The ‘Esplanade des Amazones’ is a public square located in Cotonou, Benin. It is home to the ‘Amazon’, a 30metre high statue built in homage to the world’s only all-female army. These Amazons belonged to the Kingdom of Dahomey, a West African empire that existed from 1625 to 1894. How they came to be or what their original purpose was, is an unresolved quandary. Some sources claim that they were elephant hunters whose might was redirected to fighting neighbouring tribes and eventually the French. Other sources state that they served as royal guards to the almost erased Queen Tassi Hangbe.
According to historian Bienvenu Akoha, who ascribes to the latter version of events, she was the first Amazon. After being “silently installed” as the head of the military following the death of her twin brother King Akaba, she was publicly proclaimed Queen of Dahomey once she returned from her military campaigns. In her short reign (before she was ousted by her brother), Queen Hangbe empowered women to participate in activities they were traditionally barred from, including hunting. Over time she built an all-women battalion. The Dahomey Amazons were recruited and trained from a young age making them ruthless and “more efficient warriors” than men.
These warriors went on to serve the Kings that came after Queen Hangbe. One of them, King Gezo, who ruled over Dahomey from 1818 to 1858 officially integrated the Amazons into his army and installed Seh Dong Hong Beh as their leader. She is known for leading 6,000 female warriors in a war against the Egba fortress of Abeokuta in 1851. She not only took the fortress but also obtained slaves and decapitated the leader for refusing to acknowledge her because she was a female warrior. In 1882, Seh-Dong and the Amazons fought against French colonists over trading rights and won, despite having fewer arms. According to UNESCO, the Dahomey women’s army only became defunct when the Dahomey Kingdom fell at the end of the 19th century.
Cotonou’s Amazon Statue
This rich and unique history that was once on the brink of erasure has been immortalised in a bronze 30metre statue in Cotonou, the economic hub of Benin. The Amazon in the statue wields a machete and a rifle reminiscent of their alleged motto, “Win or Die.”
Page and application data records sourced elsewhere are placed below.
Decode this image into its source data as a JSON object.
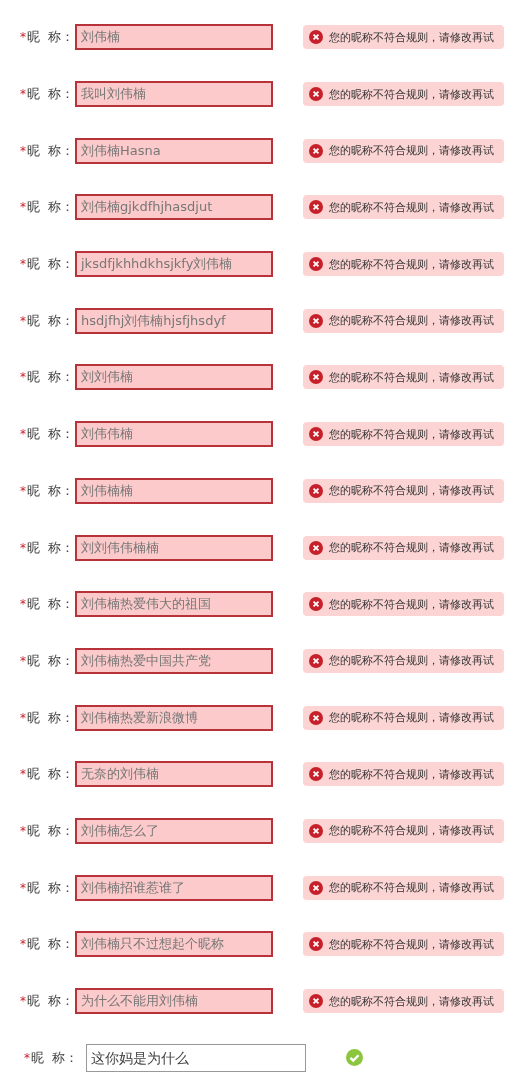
{
  "rows": [
    {
      "required_mark": "*",
      "label": "昵  称：",
      "value": "刘伟楠",
      "valid": false,
      "message": "您的昵称不符合规则，请修改再试"
    },
    {
      "required_mark": "*",
      "label": "昵  称：",
      "value": "我叫刘伟楠",
      "valid": false,
      "message": "您的昵称不符合规则，请修改再试"
    },
    {
      "required_mark": "*",
      "label": "昵  称：",
      "value": "刘伟楠Hasna",
      "valid": false,
      "message": "您的昵称不符合规则，请修改再试"
    },
    {
      "required_mark": "*",
      "label": "昵  称：",
      "value": "刘伟楠gjkdfhjhasdjut",
      "valid": false,
      "message": "您的昵称不符合规则，请修改再试"
    },
    {
      "required_mark": "*",
      "label": "昵  称：",
      "value": "jksdfjkhhdkhsjkfy刘伟楠",
      "valid": false,
      "message": "您的昵称不符合规则，请修改再试"
    },
    {
      "required_mark": "*",
      "label": "昵  称：",
      "value": "hsdjfhj刘伟楠hjsfjhsdyf",
      "valid": false,
      "message": "您的昵称不符合规则，请修改再试"
    },
    {
      "required_mark": "*",
      "label": "昵  称：",
      "value": "刘刘伟楠",
      "valid": false,
      "message": "您的昵称不符合规则，请修改再试"
    },
    {
      "required_mark": "*",
      "label": "昵  称：",
      "value": "刘伟伟楠",
      "valid": false,
      "message": "您的昵称不符合规则，请修改再试"
    },
    {
      "required_mark": "*",
      "label": "昵  称：",
      "value": "刘伟楠楠",
      "valid": false,
      "message": "您的昵称不符合规则，请修改再试"
    },
    {
      "required_mark": "*",
      "label": "昵  称：",
      "value": "刘刘伟伟楠楠",
      "valid": false,
      "message": "您的昵称不符合规则，请修改再试"
    },
    {
      "required_mark": "*",
      "label": "昵  称：",
      "value": "刘伟楠热爱伟大的祖国",
      "valid": false,
      "message": "您的昵称不符合规则，请修改再试"
    },
    {
      "required_mark": "*",
      "label": "昵  称：",
      "value": "刘伟楠热爱中国共产党",
      "valid": false,
      "message": "您的昵称不符合规则，请修改再试"
    },
    {
      "required_mark": "*",
      "label": "昵  称：",
      "value": "刘伟楠热爱新浪微博",
      "valid": false,
      "message": "您的昵称不符合规则，请修改再试"
    },
    {
      "required_mark": "*",
      "label": "昵  称：",
      "value": "无奈的刘伟楠",
      "valid": false,
      "message": "您的昵称不符合规则，请修改再试"
    },
    {
      "required_mark": "*",
      "label": "昵  称：",
      "value": "刘伟楠怎么了",
      "valid": false,
      "message": "您的昵称不符合规则，请修改再试"
    },
    {
      "required_mark": "*",
      "label": "昵  称：",
      "value": "刘伟楠招谁惹谁了",
      "valid": false,
      "message": "您的昵称不符合规则，请修改再试"
    },
    {
      "required_mark": "*",
      "label": "昵  称：",
      "value": "刘伟楠只不过想起个昵称",
      "valid": false,
      "message": "您的昵称不符合规则，请修改再试"
    },
    {
      "required_mark": "*",
      "label": "昵  称：",
      "value": "为什么不能用刘伟楠",
      "valid": false,
      "message": "您的昵称不符合规则，请修改再试"
    },
    {
      "required_mark": "*",
      "label": "昵  称：",
      "value": "这你妈是为什么",
      "valid": true
    }
  ]
}
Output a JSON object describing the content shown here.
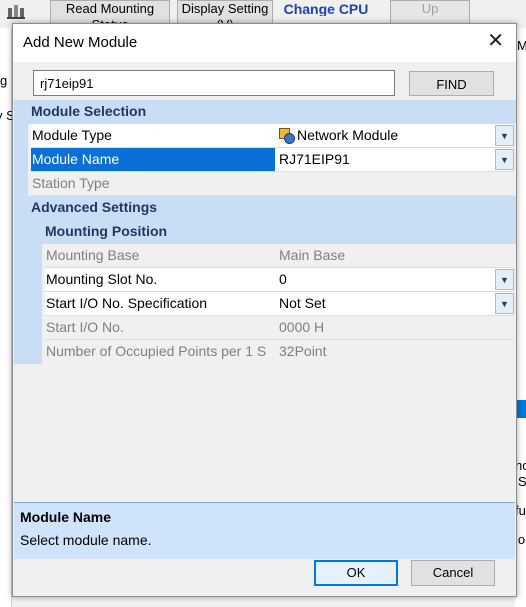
{
  "background": {
    "toolbar_buttons": [
      "Read Mounting Status",
      "Display Setting (V)",
      "Change CPU",
      "Up"
    ],
    "fragments_left": [
      "g",
      "y S"
    ],
    "fragments_right": [
      "M",
      "ho",
      "S",
      "fu",
      "io"
    ]
  },
  "dialog": {
    "title": "Add New Module",
    "search_value": "rj71eip91",
    "find_label": "FIND",
    "sections": {
      "module_selection": "Module Selection",
      "advanced_settings": "Advanced Settings",
      "mounting_position": "Mounting Position"
    },
    "properties": {
      "module_type": {
        "label": "Module Type",
        "value": "Network Module"
      },
      "module_name": {
        "label": "Module Name",
        "value": "RJ71EIP91"
      },
      "station_type": {
        "label": "Station Type",
        "value": ""
      },
      "mounting_base": {
        "label": "Mounting Base",
        "value": "Main Base"
      },
      "mounting_slot": {
        "label": "Mounting Slot No.",
        "value": "0"
      },
      "start_io_spec": {
        "label": "Start I/O No. Specification",
        "value": "Not Set"
      },
      "start_io_no": {
        "label": "Start I/O No.",
        "value": "0000 H"
      },
      "occupied_points": {
        "label": "Number of Occupied Points per 1 S",
        "value": "32Point"
      }
    },
    "description": {
      "title": "Module Name",
      "text": "Select module name."
    },
    "ok_label": "OK",
    "cancel_label": "Cancel",
    "colors": {
      "accent": "#0078d7",
      "selected": "#0a6fd6",
      "section_bg": "#c9def5",
      "section_text": "#1f3864"
    }
  }
}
As a way of reclaiming its past, and correcting biased historic accounts, Benin has used the example of Senegal’s Renaissance monument to pay homage and engrave the memory of the fearless women that protected and served their native land.
“The French made sure this history wasn’t known,” said Beninese economist Leonard Wantchekon, a professor of international affairs at Princeton University, to the Washington Post. “They said we were backward, that they needed to ‘civilize us,’ but they destroyed opportunities for women that existed nowhere else in the world.”
Alongside the restitution of historical treasures and the creation of Africa’s longest graffiti mural (a visual spectacle over 940 meters long that celebrates the rich history of Benin from the year 1150 to date), the statue is another valorisation of Benin’s history and culture and a tourism attraction that is true to the country’s identity.
On the other side of the pond…
American actor Viola Davis (a disappointing casting decision on account of her nationality, not her acting chops) is set to give what will hopefully be a stirring performance in “The Woman King.” Sony’s upcoming historical action epic was inspired by the events of the Kingdom of Dahomey and the legacies of the actual Dahomey Amazons. While Davis is likely to make us cringe with Hollywood’s standardised ‘African accent’, we are looking forward to watching the actual Africans in the ensemble, Thuso Mbedu (South Africa), Masali Baduza (South African), Chioma Antoinette Umeala (Nigeria), Makgotso Monyemorathoe (South Africa), Thando Dlomo (South Africa), Jimmy Odukoya (Nigeria), Tuks TAD Lungu (Zimbabwe), Sivuyile Ngesi (South African) and the Legend Angélique Kidjo.